Sydney: UNSW Press, 2002 [Amazon]
Digital Hemlock shows Australia’s education system under siege. With record levels of tertiary students, funding crises, and the corporatisation of education, online education is being embraced at an incredible rate by our universities. But will Australia’s education system become another tech wreck on the dot com highway?
In her new book, Tara Brabazon argues the case for looking beyond internet education as the answer to overcrowded lecture theatres. “The list of high profile universities that welcomed the dot com educational initiative and have been burned by it is growing,” she writes.
“Students quite rightly want ‘the university experience’ of intense debate, social interaction, drinking, dancing and profound, life-changing learning”.

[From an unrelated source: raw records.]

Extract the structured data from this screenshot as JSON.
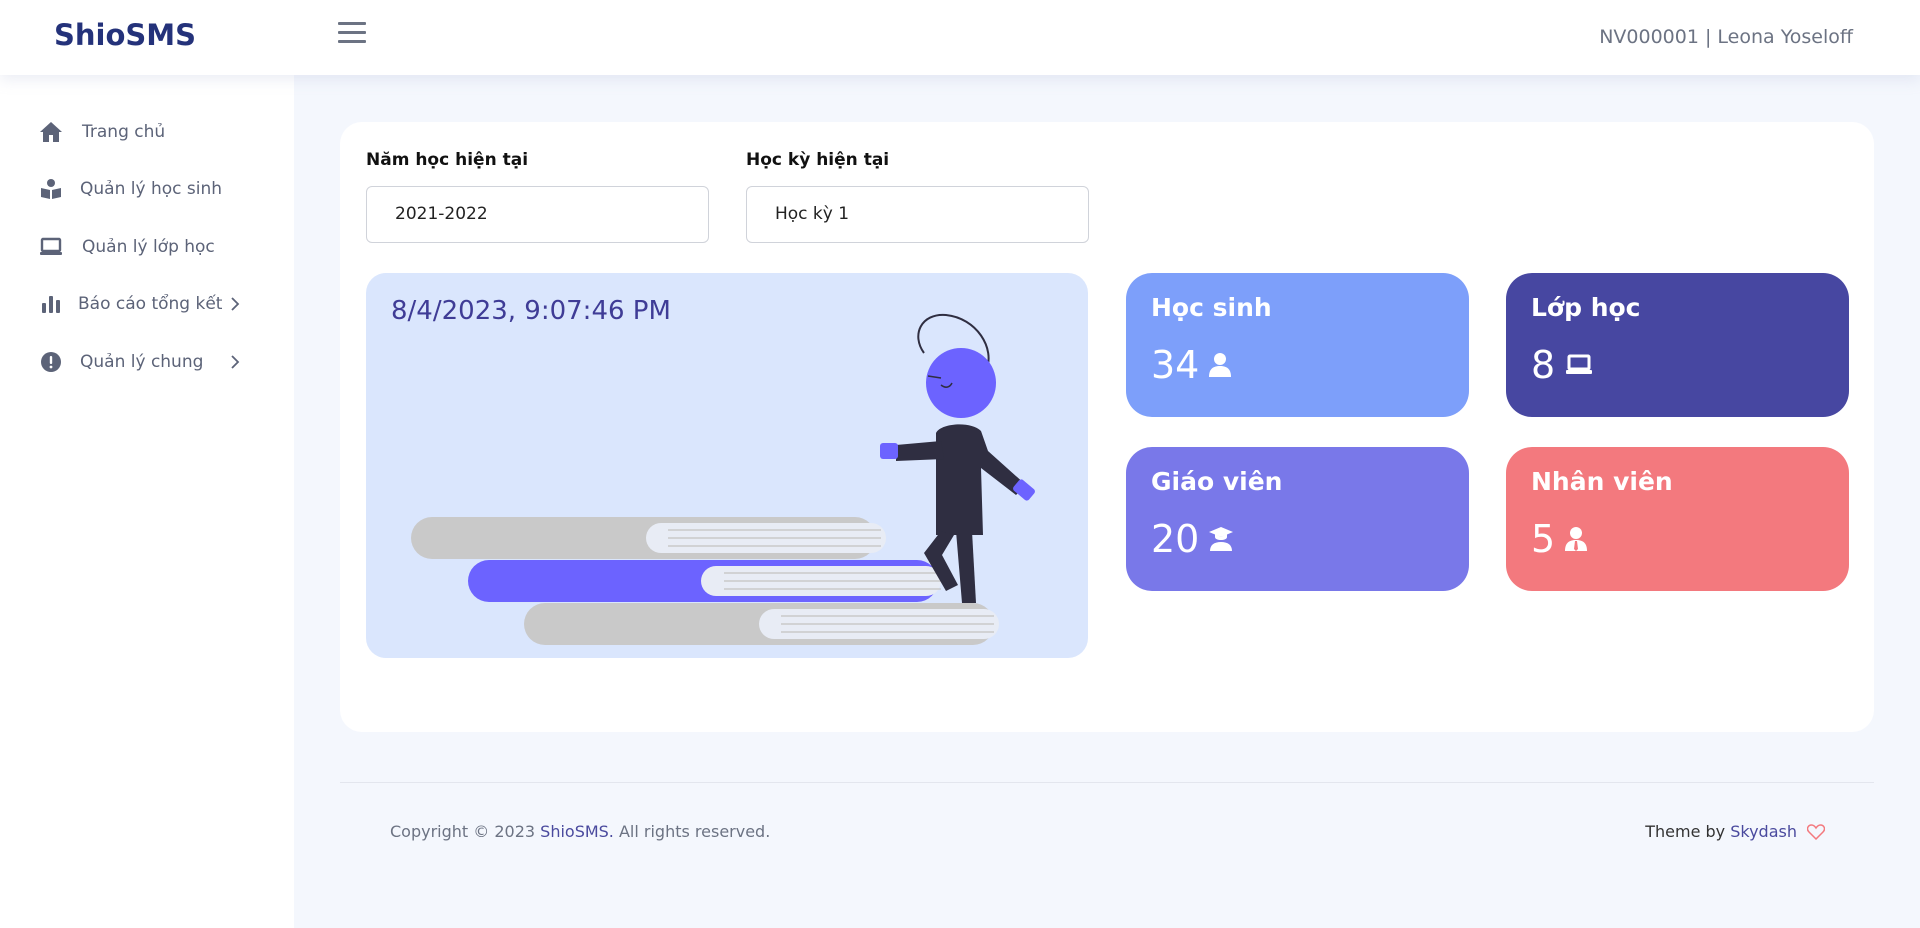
{
  "header": {
    "brand": "ShioSMS",
    "user": "NV000001 | Leona Yoseloff"
  },
  "sidebar": {
    "items": [
      {
        "label": "Trang chủ",
        "icon": "home-icon"
      },
      {
        "label": "Quản lý học sinh",
        "icon": "student-book-icon"
      },
      {
        "label": "Quản lý lớp học",
        "icon": "laptop-icon"
      },
      {
        "label": "Báo cáo tổng kết",
        "icon": "bar-chart-icon",
        "has_submenu": true
      },
      {
        "label": "Quản lý chung",
        "icon": "alert-circle-icon",
        "has_submenu": true
      }
    ]
  },
  "filters": {
    "year_label": "Năm học hiện tại",
    "year_value": "2021-2022",
    "semester_label": "Học kỳ hiện tại",
    "semester_value": "Học kỳ 1"
  },
  "clock": "8/4/2023, 9:07:46 PM",
  "stats": [
    {
      "title": "Học sinh",
      "value": "34",
      "icon": "user-icon",
      "color": "#7d9ffa"
    },
    {
      "title": "Lớp học",
      "value": "8",
      "icon": "laptop-icon",
      "color": "#4747a1"
    },
    {
      "title": "Giáo viên",
      "value": "20",
      "icon": "graduate-icon",
      "color": "#7978e9"
    },
    {
      "title": "Nhân viên",
      "value": "5",
      "icon": "user-tie-icon",
      "color": "#f3797e"
    }
  ],
  "footer": {
    "copyright_prefix": "Copyright © 2023 ",
    "copyright_brand": "ShioSMS.",
    "copyright_suffix": " All rights reserved.",
    "theme_prefix": "Theme by ",
    "theme_link": "Skydash",
    "heart_icon": "heart-icon"
  }
}
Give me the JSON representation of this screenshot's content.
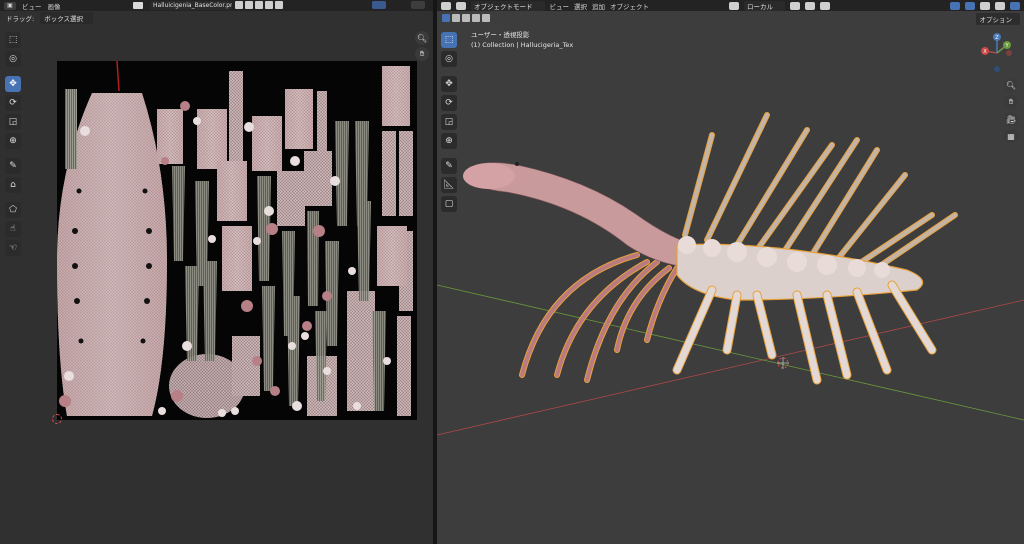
{
  "image_editor": {
    "menus": [
      "ビュー",
      "画像"
    ],
    "image_name": "Halluicigenia_BaseColor.png",
    "drag_label": "ドラッグ:",
    "drag_mode": "ボックス選択"
  },
  "viewport": {
    "mode": "オブジェクトモード",
    "menus": [
      "ビュー",
      "選択",
      "追加",
      "オブジェクト"
    ],
    "orientation": "ローカル",
    "options_label": "オプション",
    "view_name": "ユーザー・透視投影",
    "collection_info": "(1) Collection | Hallucigeria_Tex",
    "gizmo_labels": {
      "x": "X",
      "y": "Y",
      "z": "Z"
    }
  },
  "colors": {
    "accent": "#4772b3",
    "selection_outline": "#e8a13a",
    "x_axis": "#b04848",
    "y_axis": "#6a9a3c"
  }
}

Digital Hemlock takes readers into Tara’s classroom, introducing her students and events that form her working days. Her single aim is to “demonstrate the importance of universities to national and cultural life”. Technology, she argues, has its place, But “we must start with teaching and learning goals, and then determine how technology can assist these functions”.
“Teachers currently feel as if we are trapped in a Monty Python sketch,” she writes. “We are living the opening scene of The Meaning of Life where, through the ‘miracle of birth’, the medical administrator remains most impressed by the machine that goes ping rather than the arrival, before his eyes, of new life. Far too many administrators gravitate towards the ping, missing the magic being woven by teachers”.
Ladies who Lunge: Celebrating difficult women
Sydney: UNSW Press, 2002 [Amazon]
Shrew. Banshee. Witch. Slag. Broad. Tramp. Bitch. Ho. These labels — through time — have described women who transcend description. Women with overpainted faces, shrill laughter and short skirts — dropping shocking one-liners — have a zeal and passion for life that shakes with energy and enthusiasm, as well as honesty and humour. Ladies who Lunge: Celebrating on Difficult Women dances through history with the unconventional woman. Witty and refreshing, the tone, texture and feeling of the words on the page are as unconventional as the plucky women who punctuate the prose. It is a tough, determined, moving, frank and funny review of difficult women: how they got there, how we can understand their actions, and how we can learn from them.
Tracking the Jack: A retracing of the Antipodes
Sydney: UNSW Press, 2000 [Amazon]
Tracking the Jack: A retracing of the Antipodes investigates the social, economic, political and cultural relationship between Australia, New Zealand and the United Kingdom. This book is not only historically relevant, but also resonant within present discussions of republicanism, monarchism, multiculturalism, biculturalism and cultural studies. The Jack in the title refers to the Union Jack, the symbolic tie between ‘home’ and the outer reaches of the Empire. The book traces the movements of The Jack, incorporating the passage of people, ideas and popular culture.
This book opens a new intellectual terrain that has lacked systematic exploration. New Zealand and Australia are often presumed to possess remarkable historical and social similarities. However, this assumed shared history has resulted in few coherent analyses of both the confluences and remarkable differences between the two nations. British colonisation has left a shared language and iconographic database. Yet the differences are stark. The social systems of multiculturalism and biculturalism have resulted in profoundly different responses to questions of social justice. While much rhetoric emerges of Australia’s placement in Asia, and New Zealand’s role in the Pacific, this book investigates the far more complex histories that encircle this region.
The book is not only an investigation of social systems or policy concerns. Instead, it is a coherent, well-written cultural studies and cultural history text. Popular cultures, including popular music, fashion, film and television, offer a reminder of how The Jack has punctuated Antipodean history. The breadth and range of discussion is a significant addition to Australian Studies, New Zealand Studies and cultural studies.